La Ricotta (starring Orson Welles) represents a key moment in Pasolini’s career. This complex work marks a stylistic advance over his earlier films and with it, Pasolini comes of age as a man of the cinema. Although La Ricotta is an outcry against the betrayal of religion, it was perceived as blasphemous by the right-wing homophobic political enemies of Pasolini. He was put on trial and charged with “insulting the religion of the state,” a Fascist law that was still on the books. Pasolini was sentenced to four months in prison, eventually amnestied, and all of RoGoPaG was banned. La Ricotta is a dazzling amalgam of trenchant social satire, neo-realism, pathos, and burlesque comedy by the man Susan Sontag has called “indisputably the most remarkable figure to have emerged in Italian arts and letters since the Second World War.”
Rossellini’s Virginity is one of the neo-realist master’s rare essays in comedy — a richly satiric commentary on the subject of illusion and reality, a fundamental question in the cinema.
Godard’s The New Worldis the fascinating precursor to the director’s full-length masterpiece Alphaville. It presents a glacial view of a post-apocalyptic Paris narrated by the only person unaffected by an atomic explosion.

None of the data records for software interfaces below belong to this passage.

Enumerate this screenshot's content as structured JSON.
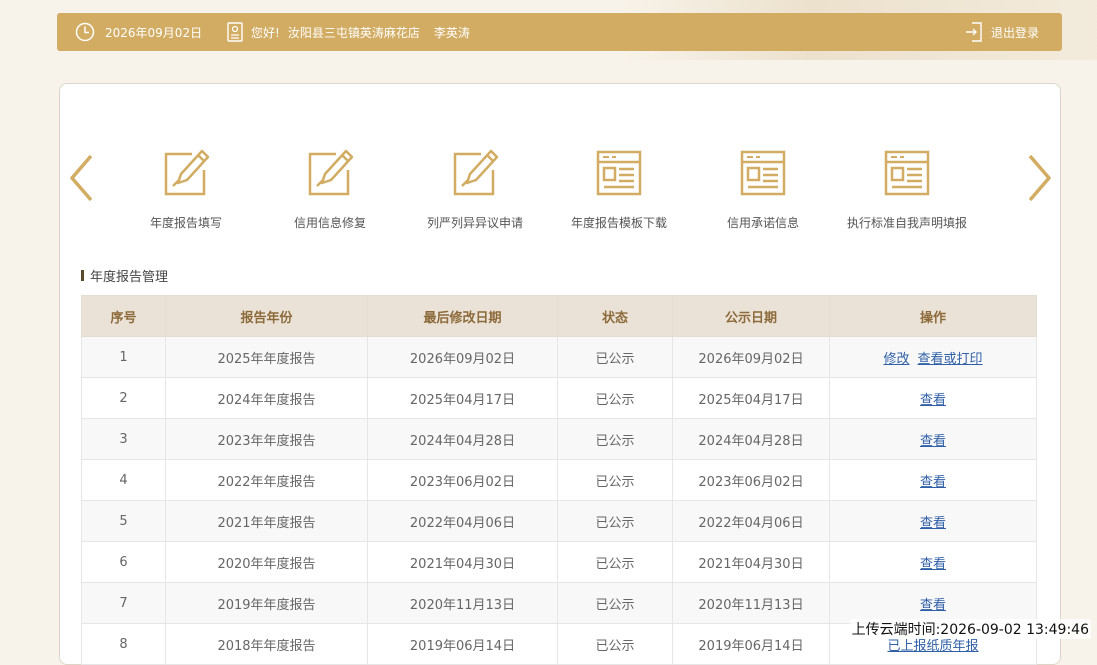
{
  "topbar": {
    "date": "2026年09月02日",
    "greeting": "您好!",
    "shop": "汝阳县三屯镇英涛麻花店",
    "person": "李英涛",
    "logout": "退出登录"
  },
  "services": [
    {
      "label": "年度报告填写",
      "icon": "edit-icon"
    },
    {
      "label": "信用信息修复",
      "icon": "edit-icon"
    },
    {
      "label": "列严列异异议申请",
      "icon": "edit-icon"
    },
    {
      "label": "年度报告模板下载",
      "icon": "document-icon"
    },
    {
      "label": "信用承诺信息",
      "icon": "document-icon"
    },
    {
      "label": "执行标准自我声明填报",
      "icon": "document-icon"
    }
  ],
  "section_title": "年度报告管理",
  "table": {
    "headers": [
      "序号",
      "报告年份",
      "最后修改日期",
      "状态",
      "公示日期",
      "操作"
    ],
    "rows": [
      {
        "no": "1",
        "year": "2025年年度报告",
        "modified": "2026年09月02日",
        "status": "已公示",
        "published": "2026年09月02日",
        "actions": [
          "修改",
          "查看或打印"
        ]
      },
      {
        "no": "2",
        "year": "2024年年度报告",
        "modified": "2025年04月17日",
        "status": "已公示",
        "published": "2025年04月17日",
        "actions": [
          "查看"
        ]
      },
      {
        "no": "3",
        "year": "2023年年度报告",
        "modified": "2024年04月28日",
        "status": "已公示",
        "published": "2024年04月28日",
        "actions": [
          "查看"
        ]
      },
      {
        "no": "4",
        "year": "2022年年度报告",
        "modified": "2023年06月02日",
        "status": "已公示",
        "published": "2023年06月02日",
        "actions": [
          "查看"
        ]
      },
      {
        "no": "5",
        "year": "2021年年度报告",
        "modified": "2022年04月06日",
        "status": "已公示",
        "published": "2022年04月06日",
        "actions": [
          "查看"
        ]
      },
      {
        "no": "6",
        "year": "2020年年度报告",
        "modified": "2021年04月30日",
        "status": "已公示",
        "published": "2021年04月30日",
        "actions": [
          "查看"
        ]
      },
      {
        "no": "7",
        "year": "2019年年度报告",
        "modified": "2020年11月13日",
        "status": "已公示",
        "published": "2020年11月13日",
        "actions": [
          "查看"
        ]
      },
      {
        "no": "8",
        "year": "2018年年度报告",
        "modified": "2019年06月14日",
        "status": "已公示",
        "published": "2019年06月14日",
        "actions": [
          "已上报纸质年报"
        ]
      }
    ]
  },
  "overlay_text": "上传云端时间:2026-09-02 13:49:46",
  "colors": {
    "accent": "#d2ac62",
    "header_bg": "#ebe2d7",
    "link": "#2f5fa7"
  }
}
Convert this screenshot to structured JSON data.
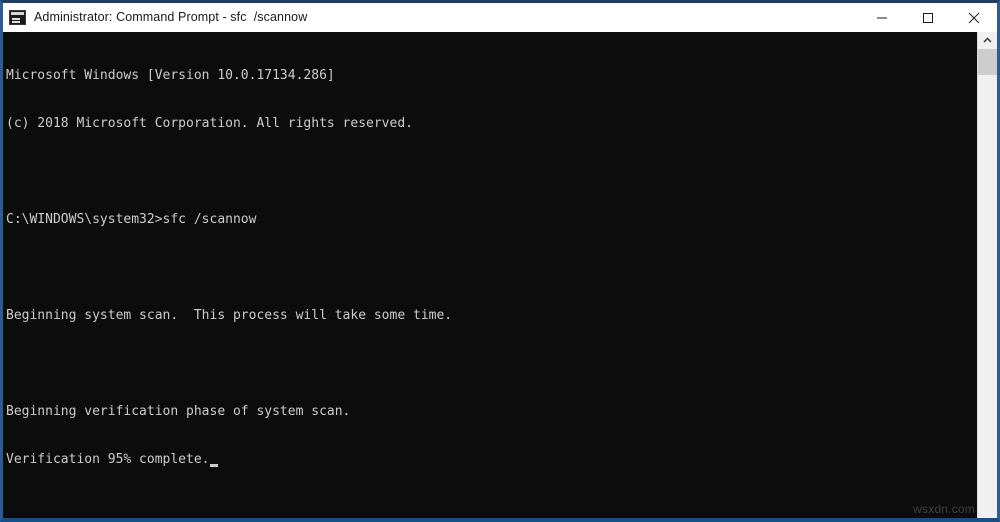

In The Range-Grown Chicken episode by Ugo Gregoretti, Ugo Tognazzi (La Cage Aux Folles) plays the frazzled head of a middle class family who has been brainwashed by the slogans of consumerism. – [kino.com]